Off to the side as the gangs descend, Jo Jo and Snuffles are the ones who can just step aside and shut up if they want to. They never really know if they want to.
Grassy hills and hilly open Pinyon Pine and Juniper woodlands surround them, beyond the concertina wire, perched on limey soil with scrub oak thickets and moist canyons. For a moment they’re remembering their travels, Arizona east to southern Colorado, west Kansas and west Texas. They clustered with others on hilltops, uncommonly intimate, stayed close to Indian Paintbrush, blooming. The females seemed another species and Jo Jo begins describing his one success to Snuffles graphically, his victim’s cream-colored breasts (or were they soft eggs he wonders and doesn’t say), laid side by side under the leaves they had fallen into.
It seemed like decades later when a half-grown prison guard spent the winter reminding Jo Jo he could be his son. On the yard, where his childhood returned angry, Jo Jo remembered yellow, with thick black bands and spines. He thought about feeling suspended between a series of black bars and dots.

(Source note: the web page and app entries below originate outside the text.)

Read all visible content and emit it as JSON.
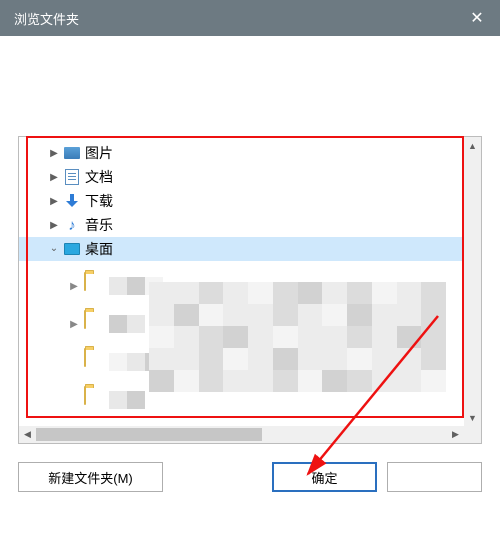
{
  "title": "浏览文件夹",
  "tree": {
    "items": [
      {
        "label": "图片",
        "icon": "pictures",
        "expandable": true
      },
      {
        "label": "文档",
        "icon": "documents",
        "expandable": true
      },
      {
        "label": "下载",
        "icon": "downloads",
        "expandable": true
      },
      {
        "label": "音乐",
        "icon": "music",
        "expandable": true
      },
      {
        "label": "桌面",
        "icon": "desktop",
        "expandable": true,
        "expanded": true,
        "selected": true
      }
    ]
  },
  "buttons": {
    "new_folder": "新建文件夹(M)",
    "ok": "确定",
    "cancel": ""
  }
}
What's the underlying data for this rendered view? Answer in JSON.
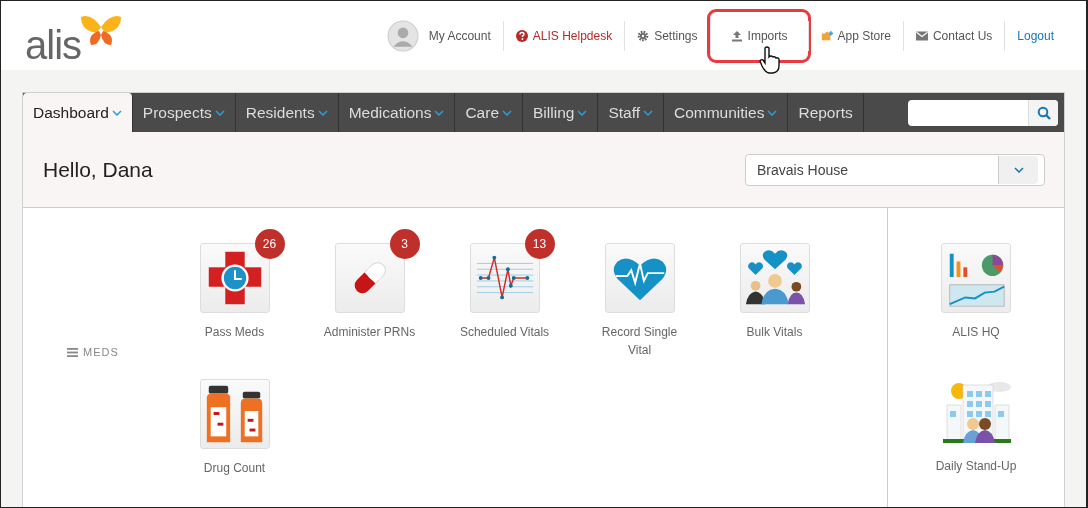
{
  "header": {
    "logo": "alis",
    "links": [
      {
        "kind": "account",
        "label": "My Account",
        "highlighted": false
      },
      {
        "kind": "helpdesk",
        "label": "ALIS Helpdesk",
        "highlighted": false
      },
      {
        "kind": "settings",
        "label": "Settings",
        "highlighted": false
      },
      {
        "kind": "imports",
        "label": "Imports",
        "highlighted": true
      },
      {
        "kind": "appstore",
        "label": "App Store",
        "highlighted": false
      },
      {
        "kind": "contact",
        "label": "Contact Us",
        "highlighted": false
      },
      {
        "kind": "logout",
        "label": "Logout",
        "highlighted": false
      }
    ]
  },
  "tabs": [
    {
      "label": "Dashboard",
      "selected": true,
      "has_menu": true
    },
    {
      "label": "Prospects",
      "selected": false,
      "has_menu": true
    },
    {
      "label": "Residents",
      "selected": false,
      "has_menu": true
    },
    {
      "label": "Medications",
      "selected": false,
      "has_menu": true
    },
    {
      "label": "Care",
      "selected": false,
      "has_menu": true
    },
    {
      "label": "Billing",
      "selected": false,
      "has_menu": true
    },
    {
      "label": "Staff",
      "selected": false,
      "has_menu": true
    },
    {
      "label": "Communities",
      "selected": false,
      "has_menu": true
    },
    {
      "label": "Reports",
      "selected": false,
      "has_menu": false
    }
  ],
  "greeting": "Hello, Dana",
  "community_select": {
    "value": "Bravais House"
  },
  "section": {
    "label": "MEDS",
    "tiles": [
      {
        "kind": "pass_meds",
        "label": "Pass Meds",
        "badge": "26"
      },
      {
        "kind": "prn",
        "label": "Administer PRNs",
        "badge": "3"
      },
      {
        "kind": "scheduled_vitals",
        "label": "Scheduled Vitals",
        "badge": "13"
      },
      {
        "kind": "single_vital",
        "label": "Record Single Vital"
      },
      {
        "kind": "bulk_vitals",
        "label": "Bulk Vitals"
      },
      {
        "kind": "drug_count",
        "label": "Drug Count"
      }
    ]
  },
  "side_tiles": [
    {
      "kind": "hq",
      "label": "ALIS HQ"
    },
    {
      "kind": "standup",
      "label": "Daily Stand-Up"
    }
  ]
}
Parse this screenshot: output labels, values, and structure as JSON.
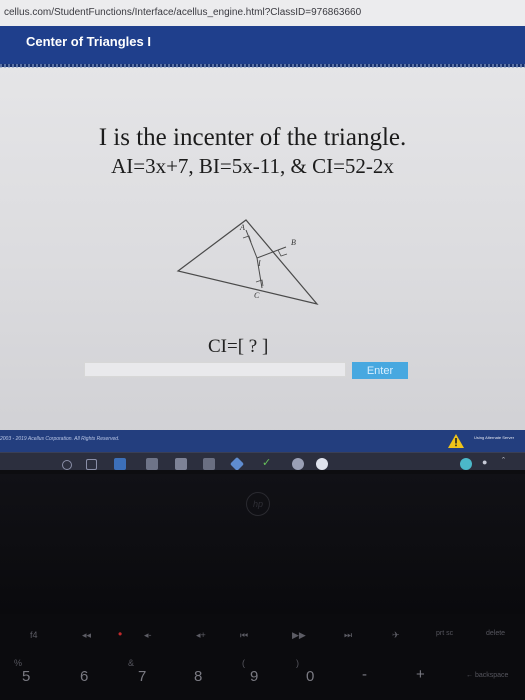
{
  "browser": {
    "url": "cellus.com/StudentFunctions/Interface/acellus_engine.html?ClassID=976863660"
  },
  "lesson": {
    "title": "Center of Triangles I"
  },
  "question": {
    "line1": "I is the incenter of the triangle.",
    "line2": "AI=3x+7, BI=5x-11, & CI=52-2x",
    "prompt": "CI=[ ? ]"
  },
  "diagram": {
    "labels": {
      "a": "A",
      "b": "B",
      "c": "C",
      "i": "I"
    }
  },
  "answer": {
    "value": "",
    "enter_label": "Enter"
  },
  "footer": {
    "copyright": "2003 - 2019 Acellus Corporation.  All Rights Reserved.",
    "feedback": "Using Alternate Server"
  },
  "taskbar": {
    "icons": [
      "search-icon",
      "task-view-icon",
      "explorer-icon",
      "store-icon",
      "mail-icon",
      "office-icon",
      "dropbox-icon",
      "app-icon",
      "chrome-icon"
    ]
  },
  "keyboard": {
    "function_row": [
      "f4",
      "◂◂",
      "•",
      "◂-",
      "◂+",
      "⏮",
      "▶▶",
      "⏭",
      "✈",
      "prt sc",
      "delete"
    ],
    "number_row": [
      "5",
      "6",
      "7",
      "8",
      "9",
      "0",
      "-",
      "+",
      "← backspace"
    ],
    "number_shift": [
      "%",
      "",
      "&",
      "*",
      "(",
      ")"
    ]
  },
  "colors": {
    "header": "#1f3f8c",
    "enter": "#47a8e0",
    "footer": "#233e7e",
    "taskbar": "#2c2f3e"
  }
}
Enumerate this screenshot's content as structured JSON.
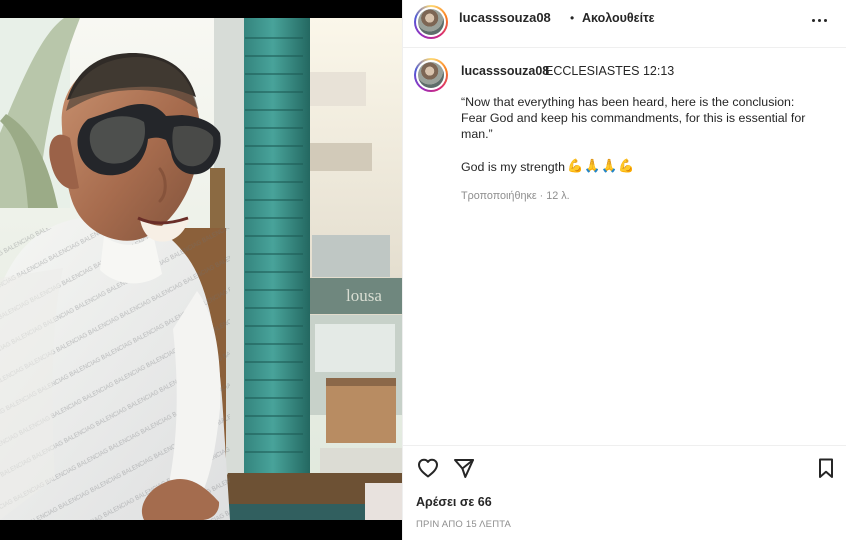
{
  "header": {
    "username": "lucasssouza08",
    "separator": "•",
    "follow_label": "Ακολουθείτε",
    "avatar_icon": "avatar-icon",
    "more_icon": "more-options-icon"
  },
  "caption": {
    "username": "lucasssouza08",
    "title": "ECCLESIASTES 12:13",
    "quote": "“Now that everything has been heard, here is the conclusion: Fear God and keep his commandments, for this is essential for man.”",
    "strength_text": "God is my strength",
    "emojis": [
      "💪",
      "🙏",
      "🙏",
      "💪"
    ],
    "edited": "Τροποποιήθηκε · 12 λ."
  },
  "actions": {
    "like_icon": "heart-icon",
    "share_icon": "send-icon",
    "save_icon": "bookmark-icon",
    "likes_text": "Αρέσει σε 66",
    "timestamp": "ΠΡΙΝ ΑΠΟ 15 ΛΕΠΤΑ"
  },
  "photo": {
    "description": "selfie-photo"
  }
}
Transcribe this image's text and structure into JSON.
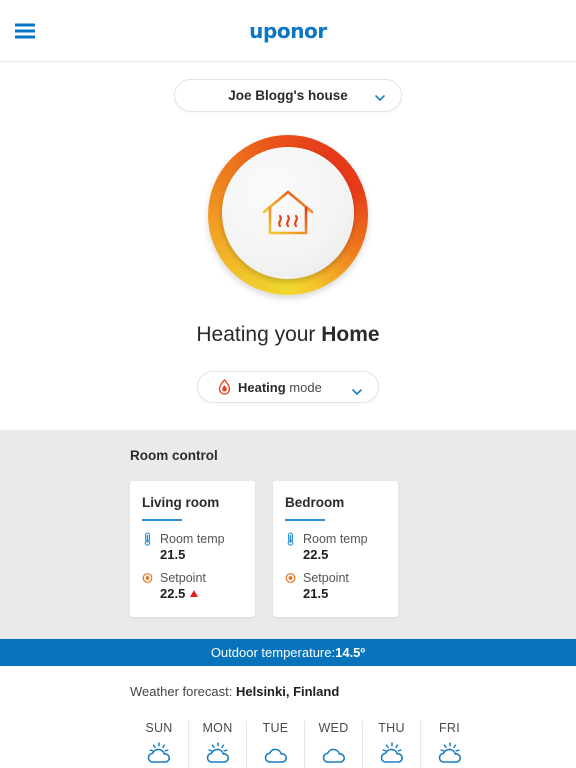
{
  "header": {
    "menu_icon": "hamburger-menu-icon",
    "brand": "uponor"
  },
  "house_selector": {
    "value": "Joe Blogg's house",
    "chevron_icon": "chevron-down-icon"
  },
  "dial": {
    "icon": "house-heating-icon",
    "gradient_start": "#f0d82e",
    "gradient_end": "#e5391a"
  },
  "headline": {
    "prefix": "Heating your ",
    "emphasis": "Home"
  },
  "mode_selector": {
    "icon": "flame-icon",
    "emphasis": "Heating",
    "suffix": " mode",
    "chevron_icon": "chevron-down-icon"
  },
  "room_control": {
    "title": "Room control",
    "accent_color": "#2a8fd4",
    "cards": [
      {
        "name": "Living room",
        "metrics": [
          {
            "icon": "thermometer-icon",
            "label": "Room temp",
            "value": "21.5",
            "trend": ""
          },
          {
            "icon": "setpoint-target-icon",
            "label": "Setpoint",
            "value": "22.5",
            "trend": "up"
          }
        ]
      },
      {
        "name": "Bedroom",
        "metrics": [
          {
            "icon": "thermometer-icon",
            "label": "Room temp",
            "value": "22.5",
            "trend": ""
          },
          {
            "icon": "setpoint-target-icon",
            "label": "Setpoint",
            "value": "21.5",
            "trend": ""
          }
        ]
      }
    ]
  },
  "outdoor": {
    "label": "Outdoor temperature: ",
    "value": "14.5º",
    "background_color": "#0673ba"
  },
  "weather": {
    "label": "Weather forecast: ",
    "location": "Helsinki, Finland",
    "icon_color": "#1a7ec4",
    "days": [
      {
        "name": "SUN",
        "icon": "sun-behind-cloud-icon"
      },
      {
        "name": "MON",
        "icon": "sun-behind-cloud-icon"
      },
      {
        "name": "TUE",
        "icon": "cloud-icon"
      },
      {
        "name": "WED",
        "icon": "cloud-icon"
      },
      {
        "name": "THU",
        "icon": "sun-behind-cloud-icon"
      },
      {
        "name": "FRI",
        "icon": "sun-behind-cloud-icon"
      }
    ]
  }
}
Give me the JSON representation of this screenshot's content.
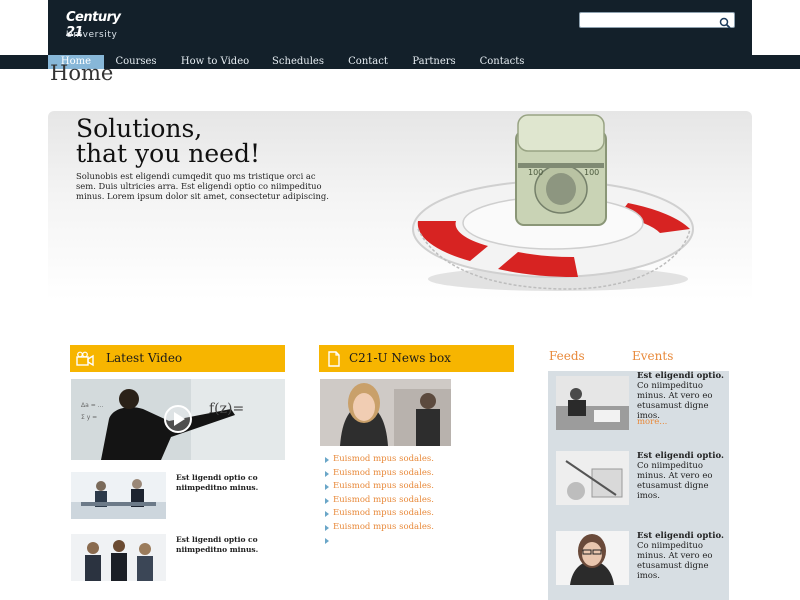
{
  "header": {
    "logo_mark": "Century 21",
    "logo_sub": "University",
    "search_placeholder": ""
  },
  "nav": {
    "items": [
      {
        "label": "Home",
        "active": true
      },
      {
        "label": "Courses"
      },
      {
        "label": "How to Video"
      },
      {
        "label": "Schedules"
      },
      {
        "label": "Contact"
      },
      {
        "label": "Partners"
      },
      {
        "label": "Contacts"
      }
    ]
  },
  "page_title": "Home",
  "hero": {
    "title": "Solutions,\nthat you need!",
    "text": "Solunobis est eligendi cumqedit quo ms tristique orci ac sem. Duis ultricies arra. Est eligendi optio co niimpedituo minus. Lorem ipsum dolor sit amet, consectetur adipiscing."
  },
  "video": {
    "header": "Latest Video",
    "items": [
      {
        "caption": "Est ligendi optio co niimpeditno minus."
      },
      {
        "caption": "Est ligendi optio co niimpeditno minus."
      }
    ]
  },
  "news": {
    "header": "C21-U News box",
    "items": [
      "Euismod mpus sodales.",
      "Euismod mpus sodales.",
      "Euismod mpus sodales.",
      "Euismod mpus sodales.",
      "Euismod mpus sodales.",
      "Euismod mpus sodales.",
      ""
    ]
  },
  "feeds": {
    "tab_feeds": "Feeds",
    "tab_events": "Events",
    "items": [
      {
        "title": "Est eligendi optio.",
        "text": "Co niimpedituo minus. At vero eo etusamust digne imos.",
        "more": "more..."
      },
      {
        "title": "Est eligendi optio.",
        "text": "Co niimpedituo minus. At vero eo etusamust digne imos.",
        "more": ""
      },
      {
        "title": "Est eligendi optio.",
        "text": "Co niimpedituo minus. At vero eo etusamust digne imos.",
        "more": ""
      }
    ]
  },
  "colors": {
    "header_bg": "#13202a",
    "accent_yellow": "#f7b500",
    "link_orange": "#e8893a",
    "nav_active": "#87b7d8",
    "panel_bg": "#d7dee3"
  }
}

When a second prison guard began reminding him of potential fatherhoods, Jo Jo laughed, knowing they could both be right, dreaming of the Indian paintbrush that had kissed him until another Spring arrived, and he released himself from the decay that had kept him warm.
The Thought You Had About the River Is Also the River
Funereal Duskywing Butterfly
I am still very long and narrow, I’m often abbreviated. I’m rather square and patterned, I’m ahead of myself and plain above dark brown with blacker mottled markings across my frontal aspect. Often I appear almost uniform, a blackish-brown, my sisters lighter than my brothers, with the same buff spots above, small glassy white variations from costa to middle of their presentations.
Bramble Bob is the difference between a teacher and a bright green frog.
I told the leaves not to come back, and for a while they listened. My chest sleeps without stopping. Only in my own garden am I the truth.
Edna is greenish and younger, with distinctive yellow-spotted lines along her sides. She prefers woody and herbaceous legumes. That bitch is always eating. She’s closer than my sister.
Badger is the difference between nearly goosed and a little honky.
John John’s been caught erasing a moon-hungry moth.
The rest of the children sleep in green. They are named for their sober coloring, and wander far afield to colonize pioneer legumes such as vetch, lotus and alfalfa. They are common over a large range during more seasons than we know about. The mountains and their declivities call to them with pine, juniper, oak, moist valleys, prairie and rising desert edges. They hold their breath and refuse to swim. They are resting upon their backs and floating away from themselves. They may already be there where my weepy ignorance is the difference between impatient stars and the ceiling of a dream.
I felt the most, so they used me. I was not only myself.
Already a fresh ceiling has reached me. We must begin again.
Rich Ives has received awards from the National Endowment for the Arts, Artist Trust, Seattle Arts Commission and the Coordinating Council of Literary Magazines for his work in poetry, fiction, editing, publishing, translation and photography. He is the 2009 winner of the Francis Locke Poetry Award from Bitter Oleander and the 2012 winner of the Thin Air Creative Nonfiction Award. His books include Light from a Small Brown Bird (Bitter Oleander Press—poetry), Sharpen (The Newer York—fiction chapbook), The Balloon Containing the Water Containing the Narrative Begins Leaking (What Books—stories) and Tunneling to the Moon (Silenced Press—hybrid). Image: Butterflies, Odilon Redon